The International Herald Tribune‘s art maven, Souren Melikian, gives a lusty and enthusiastic tour of TEFAF Maastricht’s myriad charms and delights.
The soaring fortunes of Surrealism over the last decade have not left many major paintings by leading artists of the movement lying undetected in dark corners — Max Ernst least of all after the remarkable retrospective of the artist’s oeuvre held at the Metropolitan Museum of Art in 2005 (IHT, April 16, 2005). Yet a “Landscape with Seashells,” signed by the master around 1927-28 remained unrecorded in a Paris collection which it entered shortly after its completion. It now hangs here, on the stand of the Galerie Berès of Paris, amidst a host of little-known Cubist works.

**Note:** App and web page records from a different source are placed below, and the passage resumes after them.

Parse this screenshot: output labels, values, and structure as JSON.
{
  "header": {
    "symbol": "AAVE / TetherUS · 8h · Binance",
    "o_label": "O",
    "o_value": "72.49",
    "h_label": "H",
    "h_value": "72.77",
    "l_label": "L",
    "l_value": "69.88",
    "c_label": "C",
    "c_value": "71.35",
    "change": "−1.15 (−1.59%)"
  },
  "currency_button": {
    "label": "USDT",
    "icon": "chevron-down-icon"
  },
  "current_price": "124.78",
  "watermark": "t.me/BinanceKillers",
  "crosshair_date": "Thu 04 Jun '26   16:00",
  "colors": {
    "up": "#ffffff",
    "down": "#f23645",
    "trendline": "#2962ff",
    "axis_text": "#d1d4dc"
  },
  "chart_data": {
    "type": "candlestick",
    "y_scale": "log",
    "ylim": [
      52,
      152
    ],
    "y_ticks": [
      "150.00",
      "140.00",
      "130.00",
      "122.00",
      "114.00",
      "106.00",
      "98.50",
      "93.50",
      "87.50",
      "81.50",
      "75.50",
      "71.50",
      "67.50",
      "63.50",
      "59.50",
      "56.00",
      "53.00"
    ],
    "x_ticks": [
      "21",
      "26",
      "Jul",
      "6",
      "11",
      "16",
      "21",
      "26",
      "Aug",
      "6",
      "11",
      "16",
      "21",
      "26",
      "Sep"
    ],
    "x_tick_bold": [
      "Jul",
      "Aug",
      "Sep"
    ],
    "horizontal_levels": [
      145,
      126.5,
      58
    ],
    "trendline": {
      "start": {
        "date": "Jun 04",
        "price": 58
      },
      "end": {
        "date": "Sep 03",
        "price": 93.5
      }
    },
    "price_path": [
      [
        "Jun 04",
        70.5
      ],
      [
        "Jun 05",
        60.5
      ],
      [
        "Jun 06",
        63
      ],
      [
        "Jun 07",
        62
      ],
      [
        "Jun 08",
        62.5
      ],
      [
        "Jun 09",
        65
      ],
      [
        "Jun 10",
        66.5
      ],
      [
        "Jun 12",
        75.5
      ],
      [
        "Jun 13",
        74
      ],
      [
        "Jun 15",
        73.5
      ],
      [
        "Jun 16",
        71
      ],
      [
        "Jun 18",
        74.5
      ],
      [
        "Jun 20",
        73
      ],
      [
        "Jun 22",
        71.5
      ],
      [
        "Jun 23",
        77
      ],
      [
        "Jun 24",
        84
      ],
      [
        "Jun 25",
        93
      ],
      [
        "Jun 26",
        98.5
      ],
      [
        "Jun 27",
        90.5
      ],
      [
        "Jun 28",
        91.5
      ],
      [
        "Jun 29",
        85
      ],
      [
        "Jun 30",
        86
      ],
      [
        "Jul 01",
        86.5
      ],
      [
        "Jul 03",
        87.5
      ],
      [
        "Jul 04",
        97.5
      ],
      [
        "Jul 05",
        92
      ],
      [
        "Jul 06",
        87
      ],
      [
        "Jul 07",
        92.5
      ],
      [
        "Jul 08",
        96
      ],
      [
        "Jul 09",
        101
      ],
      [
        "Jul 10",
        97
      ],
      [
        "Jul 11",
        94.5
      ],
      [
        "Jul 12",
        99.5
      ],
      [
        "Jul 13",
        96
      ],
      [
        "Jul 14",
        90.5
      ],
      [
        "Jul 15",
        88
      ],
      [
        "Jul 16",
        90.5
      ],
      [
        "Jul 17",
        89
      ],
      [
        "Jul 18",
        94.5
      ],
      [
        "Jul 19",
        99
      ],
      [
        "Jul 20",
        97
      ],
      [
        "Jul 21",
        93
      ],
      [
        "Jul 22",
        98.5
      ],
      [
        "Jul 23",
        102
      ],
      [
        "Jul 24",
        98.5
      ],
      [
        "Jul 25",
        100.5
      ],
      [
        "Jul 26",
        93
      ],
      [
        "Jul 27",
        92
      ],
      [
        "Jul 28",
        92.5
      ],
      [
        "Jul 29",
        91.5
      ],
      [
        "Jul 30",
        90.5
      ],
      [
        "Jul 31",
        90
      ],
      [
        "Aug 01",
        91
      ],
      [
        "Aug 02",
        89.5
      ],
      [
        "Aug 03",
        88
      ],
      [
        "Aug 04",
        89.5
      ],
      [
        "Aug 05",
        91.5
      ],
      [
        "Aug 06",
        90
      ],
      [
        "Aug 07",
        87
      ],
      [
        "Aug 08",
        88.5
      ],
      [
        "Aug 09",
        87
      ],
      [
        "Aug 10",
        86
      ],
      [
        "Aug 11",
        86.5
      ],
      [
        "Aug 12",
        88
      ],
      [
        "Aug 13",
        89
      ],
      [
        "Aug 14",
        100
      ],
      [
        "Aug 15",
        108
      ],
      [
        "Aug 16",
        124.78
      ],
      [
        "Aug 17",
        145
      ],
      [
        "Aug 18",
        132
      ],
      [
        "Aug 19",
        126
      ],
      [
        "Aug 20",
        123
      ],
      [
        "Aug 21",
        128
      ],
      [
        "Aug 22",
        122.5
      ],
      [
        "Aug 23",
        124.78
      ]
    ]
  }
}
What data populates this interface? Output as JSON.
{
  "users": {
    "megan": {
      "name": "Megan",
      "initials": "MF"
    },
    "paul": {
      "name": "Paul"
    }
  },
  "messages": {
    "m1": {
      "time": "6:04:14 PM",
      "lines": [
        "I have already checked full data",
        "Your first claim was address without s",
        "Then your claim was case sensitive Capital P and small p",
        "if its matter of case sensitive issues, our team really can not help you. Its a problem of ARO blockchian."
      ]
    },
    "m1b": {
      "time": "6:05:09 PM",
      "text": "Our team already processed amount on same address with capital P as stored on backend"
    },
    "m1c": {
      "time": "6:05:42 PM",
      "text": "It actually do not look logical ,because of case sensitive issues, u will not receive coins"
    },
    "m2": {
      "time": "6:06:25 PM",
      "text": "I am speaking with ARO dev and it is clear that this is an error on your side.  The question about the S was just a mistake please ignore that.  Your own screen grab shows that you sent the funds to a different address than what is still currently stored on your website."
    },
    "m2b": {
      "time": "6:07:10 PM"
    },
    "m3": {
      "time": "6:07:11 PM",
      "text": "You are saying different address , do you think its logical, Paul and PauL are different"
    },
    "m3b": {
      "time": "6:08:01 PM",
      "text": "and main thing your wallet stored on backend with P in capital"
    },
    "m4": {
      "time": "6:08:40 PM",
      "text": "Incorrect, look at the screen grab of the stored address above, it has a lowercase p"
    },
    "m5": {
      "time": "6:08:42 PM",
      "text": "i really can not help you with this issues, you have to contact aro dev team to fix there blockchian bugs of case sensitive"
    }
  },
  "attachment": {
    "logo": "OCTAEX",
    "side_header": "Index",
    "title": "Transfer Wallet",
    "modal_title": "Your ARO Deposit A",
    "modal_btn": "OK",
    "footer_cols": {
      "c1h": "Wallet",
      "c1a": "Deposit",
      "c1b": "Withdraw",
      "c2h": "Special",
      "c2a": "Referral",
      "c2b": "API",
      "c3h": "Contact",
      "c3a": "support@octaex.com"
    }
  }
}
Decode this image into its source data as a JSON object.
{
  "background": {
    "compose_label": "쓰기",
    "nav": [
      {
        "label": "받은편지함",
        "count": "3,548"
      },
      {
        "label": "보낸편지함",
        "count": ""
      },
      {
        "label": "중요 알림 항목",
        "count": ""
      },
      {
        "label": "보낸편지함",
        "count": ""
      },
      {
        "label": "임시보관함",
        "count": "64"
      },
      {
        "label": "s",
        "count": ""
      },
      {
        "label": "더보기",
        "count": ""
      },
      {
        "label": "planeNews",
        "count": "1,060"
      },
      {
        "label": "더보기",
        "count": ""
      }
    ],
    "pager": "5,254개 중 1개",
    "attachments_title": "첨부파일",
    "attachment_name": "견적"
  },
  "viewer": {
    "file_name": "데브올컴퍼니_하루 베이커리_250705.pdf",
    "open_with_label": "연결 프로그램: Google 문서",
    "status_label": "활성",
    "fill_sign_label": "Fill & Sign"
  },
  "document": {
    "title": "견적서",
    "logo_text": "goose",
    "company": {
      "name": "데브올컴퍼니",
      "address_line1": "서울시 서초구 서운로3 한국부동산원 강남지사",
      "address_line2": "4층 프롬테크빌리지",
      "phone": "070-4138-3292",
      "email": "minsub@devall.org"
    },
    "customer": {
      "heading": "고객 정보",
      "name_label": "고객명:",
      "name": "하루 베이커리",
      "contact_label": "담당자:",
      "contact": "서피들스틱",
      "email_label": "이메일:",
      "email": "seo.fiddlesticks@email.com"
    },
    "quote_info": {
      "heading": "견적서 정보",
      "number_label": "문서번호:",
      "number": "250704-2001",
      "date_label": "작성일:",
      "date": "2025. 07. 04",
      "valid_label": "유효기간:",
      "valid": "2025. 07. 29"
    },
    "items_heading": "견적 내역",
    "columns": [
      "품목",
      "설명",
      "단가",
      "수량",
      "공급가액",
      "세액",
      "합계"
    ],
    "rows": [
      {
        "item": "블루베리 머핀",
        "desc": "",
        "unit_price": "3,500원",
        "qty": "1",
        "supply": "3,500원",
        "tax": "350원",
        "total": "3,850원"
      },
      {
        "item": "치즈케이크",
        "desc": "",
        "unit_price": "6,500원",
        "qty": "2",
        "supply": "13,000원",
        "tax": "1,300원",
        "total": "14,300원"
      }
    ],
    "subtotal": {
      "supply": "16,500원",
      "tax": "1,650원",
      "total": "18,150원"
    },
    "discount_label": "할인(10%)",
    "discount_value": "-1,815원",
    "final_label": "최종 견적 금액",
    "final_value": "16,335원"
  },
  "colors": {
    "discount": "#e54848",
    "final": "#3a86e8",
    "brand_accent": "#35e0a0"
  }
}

Next door, Jacques de la Béraudière of Geneva shows one of the finest pictures of the Paris school of Expressionist Abstractionism. This is a 1962 composition by Pierre Soulages — black bars at a slant, suggestive of wooden planks, cut across a blue and white ground. Further away, at Salis-Vertes of Salzburg, Austria, one of Maurice de Vlaminck’s great Fauve pictures dating from 1906 has turned up after a long absence from the market. In an unusually classical, well-constructed composition of an Île-de-France landscape, bold strokes of green, blue, white and green, and touches of bright carmine red, make the picture sing.